Windows 11 will support installing Android apps outside the Amazon Appstore
When Microsoft announced Windows 11 yesterday, it confirmed the rumor that you’re going to be able to run Android apps on it. The company is making this happen by bringing the Amazon Appstore to the Microsoft Store. While partnering with Amazon is an easy way to populate the store with a directory of apps, it’s not the only way to get Android apps.
Unsurprisingly, you can install Android apps just like you can install any other kind of apps on Windows. There’s no need to get them from the Amazon Appstore; you can download an APK and install it.

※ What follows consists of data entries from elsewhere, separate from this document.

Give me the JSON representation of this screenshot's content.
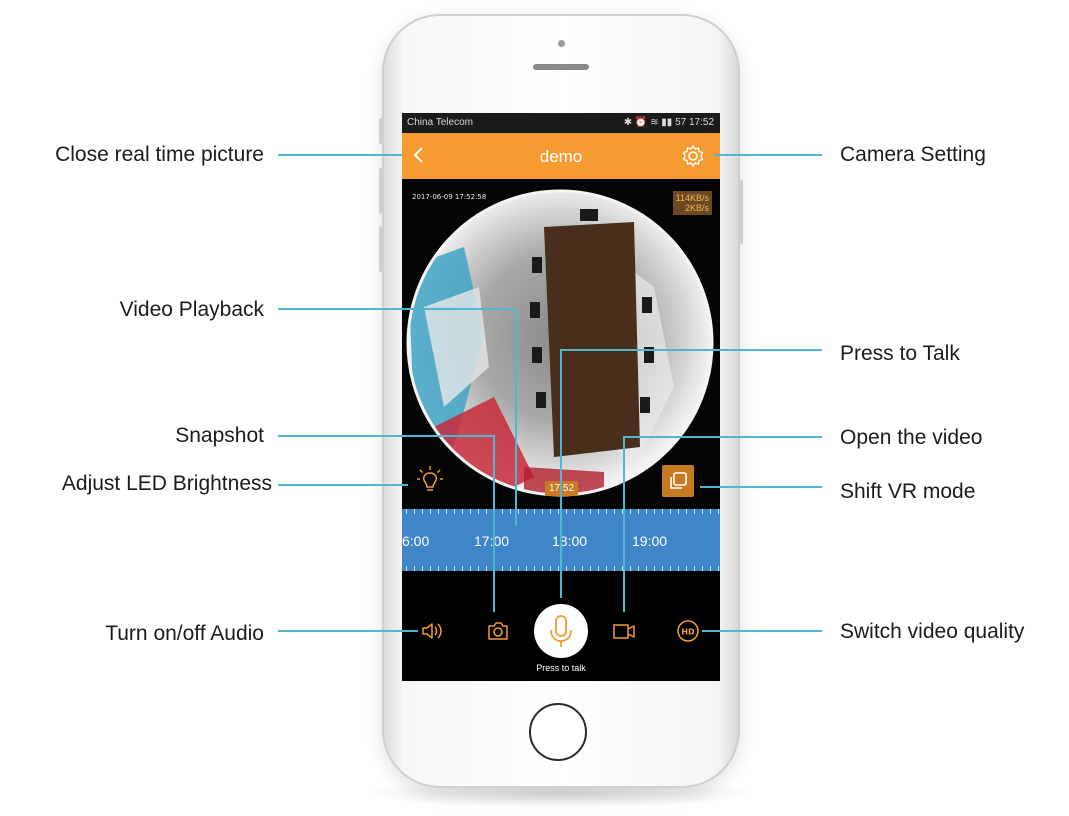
{
  "annotations": {
    "close_real_time_picture": "Close real time picture",
    "camera_setting": "Camera Setting",
    "video_playback": "Video Playback",
    "press_to_talk": "Press to Talk",
    "snapshot": "Snapshot",
    "open_the_video": "Open the video",
    "adjust_led_brightness": "Adjust LED Brightness",
    "shift_vr_mode": "Shift VR mode",
    "turn_on_off_audio": "Turn on/off Audio",
    "switch_video_quality": "Switch video quality"
  },
  "statusbar": {
    "carrier": "China Telecom",
    "icons": "✱ ⏰ ≋ ▮▮ 57",
    "time": "17:52"
  },
  "appbar": {
    "title": "demo",
    "back_icon": "chevron-left-icon",
    "settings_icon": "gear-icon"
  },
  "video": {
    "timestamp": "2017-06-09 17:52:58",
    "rate_down": "114KB/s",
    "rate_up": "2KB/s",
    "playback_time": "17:52"
  },
  "timeline": {
    "labels": [
      "6:00",
      "17:00",
      "18:00",
      "19:00"
    ]
  },
  "controls": {
    "press_to_talk_label": "Press to talk",
    "icons": [
      "speaker-icon",
      "camera-icon",
      "microphone-icon",
      "video-camera-icon",
      "hd-icon"
    ]
  },
  "colors": {
    "accent": "#f59b32",
    "timeline": "#3f86c8",
    "leader_line": "#4fb8d0"
  }
}
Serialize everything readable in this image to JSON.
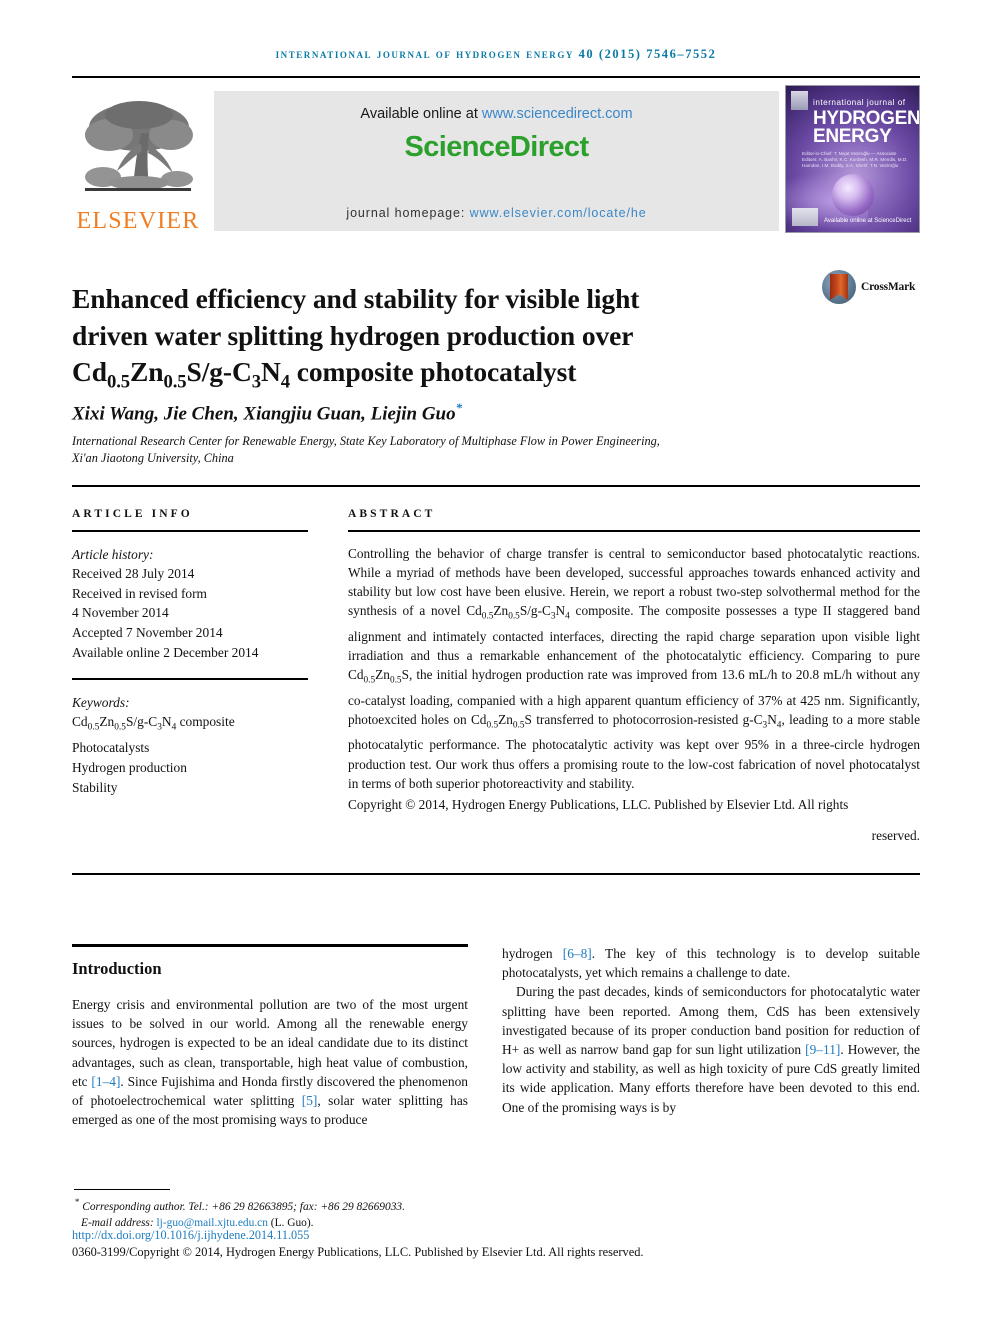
{
  "masthead": {
    "text": "International Journal of Hydrogen Energy 40 (2015) 7546–7552"
  },
  "banner": {
    "elsevier_wordmark": "ELSEVIER",
    "available_prefix": "Available online at ",
    "sciencedirect_url": "www.sciencedirect.com",
    "sciencedirect_logo": "ScienceDirect",
    "homepage_prefix": "journal homepage: ",
    "homepage_url": "www.elsevier.com/locate/he",
    "cover": {
      "line_small": "international journal of",
      "line_big_1": "HYDROGEN",
      "line_big_2": "ENERGY",
      "editors": "Editor-in-Chief: T. Nejat Veziroğlu — Associate Editors: A. Bashir, K.C. Kordesh, M.R. Mendis, M.D. Hamdan, I.M. Bodily, S.A. Sherif, T.N. Veziroğlu",
      "sciencedirect": "Available online at ScienceDirect"
    }
  },
  "article": {
    "title_line_1": "Enhanced efficiency and stability for visible light",
    "title_line_2": "driven water splitting hydrogen production over",
    "title_line_3_pre": "Cd",
    "title_sub_1": "0.5",
    "title_line_3_mid": "Zn",
    "title_sub_2": "0.5",
    "title_line_3_mid2": "S/g-C",
    "title_sub_3": "3",
    "title_line_3_mid3": "N",
    "title_sub_4": "4",
    "title_line_3_post": " composite photocatalyst",
    "crossmark_label": "CrossMark",
    "authors": "Xixi Wang, Jie Chen, Xiangjiu Guan, Liejin Guo",
    "corresponding_marker": "*",
    "affiliation_line_1": "International Research Center for Renewable Energy, State Key Laboratory of Multiphase Flow in Power Engineering,",
    "affiliation_line_2": "Xi'an Jiaotong University, China"
  },
  "article_info": {
    "heading": "ARTICLE INFO",
    "history_label": "Article history:",
    "history": [
      "Received 28 July 2014",
      "Received in revised form",
      "4 November 2014",
      "Accepted 7 November 2014",
      "Available online 2 December 2014"
    ],
    "keywords_label": "Keywords:",
    "keywords": [
      "Cd0.5Zn0.5S/g-C3N4 composite",
      "Photocatalysts",
      "Hydrogen production",
      "Stability"
    ]
  },
  "abstract": {
    "heading": "ABSTRACT",
    "paragraph": "Controlling the behavior of charge transfer is central to semiconductor based photocatalytic reactions. While a myriad of methods have been developed, successful approaches towards enhanced activity and stability but low cost have been elusive. Herein, we report a robust two-step solvothermal method for the synthesis of a novel Cd0.5Zn0.5S/g-C3N4 composite. The composite possesses a type II staggered band alignment and intimately contacted interfaces, directing the rapid charge separation upon visible light irradiation and thus a remarkable enhancement of the photocatalytic efficiency. Comparing to pure Cd0.5Zn0.5S, the initial hydrogen production rate was improved from 13.6 mL/h to 20.8 mL/h without any co-catalyst loading, companied with a high apparent quantum efficiency of 37% at 425 nm. Significantly, photoexcited holes on Cd0.5Zn0.5S transferred to photocorrosion-resisted g-C3N4, leading to a more stable photocatalytic performance. The photocatalytic activity was kept over 95% in a three-circle hydrogen production test. Our work thus offers a promising route to the low-cost fabrication of novel photocatalyst in terms of both superior photoreactivity and stability.",
    "copyright": "Copyright © 2014, Hydrogen Energy Publications, LLC. Published by Elsevier Ltd. All rights",
    "copyright_last": "reserved."
  },
  "body": {
    "intro_heading": "Introduction",
    "left_paragraph_pre": "Energy crisis and environmental pollution are two of the most urgent issues to be solved in our world. Among all the renewable energy sources, hydrogen is expected to be an ideal candidate due to its distinct advantages, such as clean, transportable, high heat value of combustion, etc ",
    "ref_1_4": "[1–4]",
    "left_paragraph_mid": ". Since Fujishima and Honda firstly discovered the phenomenon of photoelectrochemical water splitting ",
    "ref_5": "[5]",
    "left_paragraph_post": ", solar water splitting has emerged as one of the most promising ways to produce",
    "right_paragraph_1_pre": "hydrogen ",
    "ref_6_8": "[6–8]",
    "right_paragraph_1_post": ". The key of this technology is to develop suitable photocatalysts, yet which remains a challenge to date.",
    "right_paragraph_2_pre": "During the past decades, kinds of semiconductors for photocatalytic water splitting have been reported. Among them, CdS has been extensively investigated because of its proper conduction band position for reduction of H+ as well as narrow band gap for sun light utilization ",
    "ref_9_11": "[9–11]",
    "right_paragraph_2_post": ". However, the low activity and stability, as well as high toxicity of pure CdS greatly limited its wide application. Many efforts therefore have been devoted to this end. One of the promising ways is by"
  },
  "footer": {
    "corresponding_star": "*",
    "corresponding": "Corresponding author. Tel.: +86 29 82663895; fax: +86 29 82669033.",
    "email_label": "E-mail address: ",
    "email": "lj-guo@mail.xjtu.edu.cn",
    "email_suffix": " (L. Guo).",
    "doi": "http://dx.doi.org/10.1016/j.ijhydene.2014.11.055",
    "issn_copyright": "0360-3199/Copyright © 2014, Hydrogen Energy Publications, LLC. Published by Elsevier Ltd. All rights reserved."
  },
  "colors": {
    "link_blue": "#1e7cc0",
    "masthead_teal": "#0b7aa5",
    "elsevier_orange": "#f07d22",
    "sciencedirect_green": "#2ca02c",
    "sd_link_blue": "#3a87c8"
  }
}
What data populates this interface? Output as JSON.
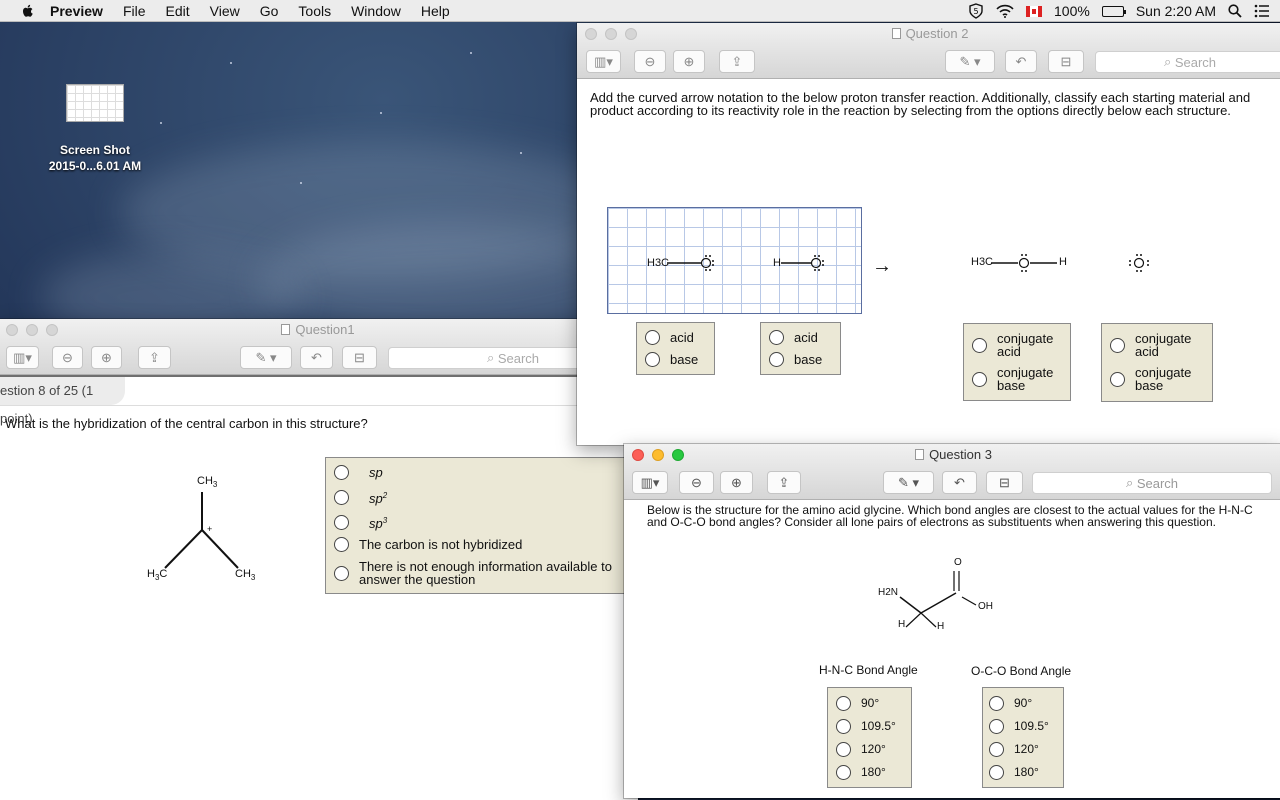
{
  "menubar": {
    "app": "Preview",
    "items": [
      "File",
      "Edit",
      "View",
      "Go",
      "Tools",
      "Window",
      "Help"
    ],
    "battery": "100%",
    "clock": "Sun 2:20 AM"
  },
  "desktop": {
    "icon_line1": "Screen Shot",
    "icon_line2": "2015-0...6.01 AM"
  },
  "toolbar": {
    "search_placeholder": "Search"
  },
  "question1": {
    "title": "Question1",
    "header": "estion 8 of 25 (1 point)",
    "prompt": "What is the hybridization of the central carbon in this structure?",
    "structure": {
      "top": "CH",
      "top_sub": "3",
      "left": "H",
      "left_sub": "3",
      "left_tail": "C",
      "right": "CH",
      "right_sub": "3",
      "charge": "+"
    },
    "options": [
      {
        "label": "sp",
        "sup": ""
      },
      {
        "label": "sp",
        "sup": "2"
      },
      {
        "label": "sp",
        "sup": "3"
      },
      {
        "label": "The carbon is not hybridized",
        "sup": ""
      },
      {
        "label": "There is not enough information available to answer the question",
        "sup": ""
      }
    ]
  },
  "question2": {
    "title": "Question 2",
    "prompt": "Add the curved arrow notation to the below proton transfer reaction. Additionally, classify each starting material and product according to its reactivity role in the reaction by selecting from the options directly below each structure.",
    "reactant1": "H3C",
    "reactant2": "H",
    "product1_left": "H3C",
    "product1_right": "H",
    "arrow": "→",
    "choices_reactant1": [
      "acid",
      "base"
    ],
    "choices_reactant2": [
      "acid",
      "base"
    ],
    "choices_product1": [
      "conjugate acid",
      "conjugate base"
    ],
    "choices_product2": [
      "conjugate acid",
      "conjugate base"
    ]
  },
  "question3": {
    "title": "Question 3",
    "prompt": "Below is the structure for the amino acid glycine.  Which bond angles are closest to the actual values for the H-N-C and O-C-O bond angles?  Consider all lone pairs of electrons as substituents when answering this question.",
    "structure": {
      "amine": "H2N",
      "oxygen": "O",
      "hydroxyl": "OH",
      "h": "H"
    },
    "hnc_title": "H-N-C Bond Angle",
    "oco_title": "O-C-O Bond Angle",
    "angles": [
      "90°",
      "109.5°",
      "120°",
      "180°"
    ]
  },
  "colors": {
    "option_bg": "#ebe8d6",
    "grid_line": "#b8c8e6"
  }
}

— Miguel de Icaza (@migueldeicaza) June 25, 2021
Just note that you’re still not getting Google services support with Android apps on Windows 11. You can’t go and install Google Maps, or one of the many apps that rely on Google services to work properly. Sadly, there’s a wide variety of apps that use Google APIs. If you’ve ever used a phone without Google services, then you know that there are a lot of apps that will work, but won’t function 100% properly. For example, the Twitter app seems to work fine, but it won’t deliver push notifications (some would say that’s a feature, not a bug).
While Microsoft did confirm this yesterday, it’s also trying to add other storefronts to the Microsoft Store. This doesn’t necessarily mean it’s going to add other Android shops; it’s unlikely that we’ll see the the Huawei AppGallery. We could see gaming stores though, such as Epic or Steam.
This isn’t Microsoft’s first attempt at Android apps on Windows. Windows 10 was going to have something called Project Astoria, which allowed Android apps to run in emulation. Project Astoria was killed off before Windows 10 actually launched, but it evolved into the Windows Subsystem for Linux, laying the groundwork for Project Latte, the codename for what’s happening with Windows 11 and Android apps.
But again, the foundation of Windows is that it’s open. You can choose to install apps from the Microsoft Store, or you can choose not to. Android apps are no different. They’re running on what’s called the Windows Subsystem to Android, similar to the Windows Subsystem for Linux, and that’s all that you need to run the apps. Android apps on Windows 11 are using Intel’s Bridge technology to run natively on x64 hardware, although they’ll run on all Windows 11 PCs. There are no arbitrary security lockdowns in place.
Android app support won’t ship in next week’s Windows 11 preview. That’s going to come later on this year.